The central circuits of spinal afferent pathways innervating pelvic visceral organs remain to be characterised in the mouse, despite the depth of knowledge on peripheral properties. To address this, we used anterograde transneuronal tracing with a strain of herpes simplex virus1 expressing EGFP (HSV-H129-EGFP). We injected HSV-H129-EGFP into the distal colon wall and neuronal expression of EGFP was tracked over time (24-120 hours; N=4/time)within thoracolumbar (TL; T10-L1) and lumbosacral (LS; L6-S1) dorsal root ganglia (DRG),spinal cord and brain. HSV-H129-EGFP was evident in LS DRG neurons 48 hours after colonic injection and in TL DRG after 72 hours. By 72-96 hours, EGFP labelled neurons were prevalent in the spinal cord, including LS dorsal horn laminae (LI-LV), dorsal grey commissure and sacral parasympathetic nucleus, and within the TL dorsal horn lamina I, the intermediolateral nucleus and around the central canal. After 96 hours, EGFP neurons were also evident within the caudal medulla, specifically within the dorsal motor vagal complex, reticular nuclei, nucleus raphe magnus and caudal locus coeruleus. After 120 hours, EGFP labelling had spread more rostral into the pontine locus coeruleus, Barrington’s nucleus, lateral parabrachial nucleus and pontine reticular formation. Dense labelling was also evident in the hypothalamic paraventricular nucleus, whilst sparse labelling was observed in the midbrain periaqueductal gray and thalamic nuclei (intermediodorsal and paraventricular) and medial-frontal cortex. These data provide the first description of the spinal cord and brain circuits relevant to the central neural control of colonic autonomic and sensory function in the mouse.

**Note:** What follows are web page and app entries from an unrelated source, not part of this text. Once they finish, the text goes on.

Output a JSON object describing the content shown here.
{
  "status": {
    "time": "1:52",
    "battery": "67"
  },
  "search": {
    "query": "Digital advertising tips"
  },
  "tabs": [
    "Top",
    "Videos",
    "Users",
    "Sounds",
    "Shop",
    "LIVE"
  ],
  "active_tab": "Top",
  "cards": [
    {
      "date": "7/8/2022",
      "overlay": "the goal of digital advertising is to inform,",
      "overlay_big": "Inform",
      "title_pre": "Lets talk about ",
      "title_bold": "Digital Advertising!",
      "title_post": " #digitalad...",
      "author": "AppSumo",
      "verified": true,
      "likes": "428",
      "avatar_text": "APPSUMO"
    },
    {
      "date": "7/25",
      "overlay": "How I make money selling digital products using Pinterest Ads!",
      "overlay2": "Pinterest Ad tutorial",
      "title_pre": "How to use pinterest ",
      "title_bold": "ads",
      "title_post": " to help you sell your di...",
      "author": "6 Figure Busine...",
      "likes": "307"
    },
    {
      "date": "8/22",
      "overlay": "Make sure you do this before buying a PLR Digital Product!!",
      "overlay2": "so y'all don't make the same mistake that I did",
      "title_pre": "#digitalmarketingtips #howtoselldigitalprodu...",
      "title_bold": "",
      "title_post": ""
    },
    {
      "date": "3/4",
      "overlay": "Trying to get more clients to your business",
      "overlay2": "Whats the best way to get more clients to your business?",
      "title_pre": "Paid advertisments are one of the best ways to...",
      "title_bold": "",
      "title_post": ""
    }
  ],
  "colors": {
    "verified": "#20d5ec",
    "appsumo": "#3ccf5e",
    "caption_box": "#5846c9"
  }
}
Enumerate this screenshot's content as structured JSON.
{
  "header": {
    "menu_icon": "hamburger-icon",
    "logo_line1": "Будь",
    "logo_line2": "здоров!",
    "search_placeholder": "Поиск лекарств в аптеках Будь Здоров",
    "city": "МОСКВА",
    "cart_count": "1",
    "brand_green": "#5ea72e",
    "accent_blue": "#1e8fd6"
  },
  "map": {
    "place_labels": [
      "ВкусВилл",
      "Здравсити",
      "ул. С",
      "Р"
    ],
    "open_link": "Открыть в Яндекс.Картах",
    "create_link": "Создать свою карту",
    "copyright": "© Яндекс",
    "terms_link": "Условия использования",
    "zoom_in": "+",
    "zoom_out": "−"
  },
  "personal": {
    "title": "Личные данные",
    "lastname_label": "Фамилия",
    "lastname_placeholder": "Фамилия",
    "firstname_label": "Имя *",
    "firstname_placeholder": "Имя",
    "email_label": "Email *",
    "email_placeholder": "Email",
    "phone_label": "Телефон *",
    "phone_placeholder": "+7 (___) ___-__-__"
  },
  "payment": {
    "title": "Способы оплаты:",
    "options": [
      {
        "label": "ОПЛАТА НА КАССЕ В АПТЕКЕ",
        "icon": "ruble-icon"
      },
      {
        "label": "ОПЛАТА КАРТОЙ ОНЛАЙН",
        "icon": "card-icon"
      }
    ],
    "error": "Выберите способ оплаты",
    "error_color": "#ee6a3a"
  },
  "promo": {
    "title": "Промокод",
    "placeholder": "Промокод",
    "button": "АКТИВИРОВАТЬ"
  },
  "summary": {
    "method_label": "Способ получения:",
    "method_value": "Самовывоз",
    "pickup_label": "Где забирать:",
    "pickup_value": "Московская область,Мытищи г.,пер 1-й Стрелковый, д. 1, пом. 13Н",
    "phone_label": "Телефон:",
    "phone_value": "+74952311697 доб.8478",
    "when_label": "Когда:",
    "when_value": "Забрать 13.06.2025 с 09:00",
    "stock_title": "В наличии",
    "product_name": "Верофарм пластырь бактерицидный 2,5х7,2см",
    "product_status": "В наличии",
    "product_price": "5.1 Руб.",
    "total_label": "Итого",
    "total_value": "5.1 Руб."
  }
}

|Number of pages||2|
|Publication status||Published - 2019|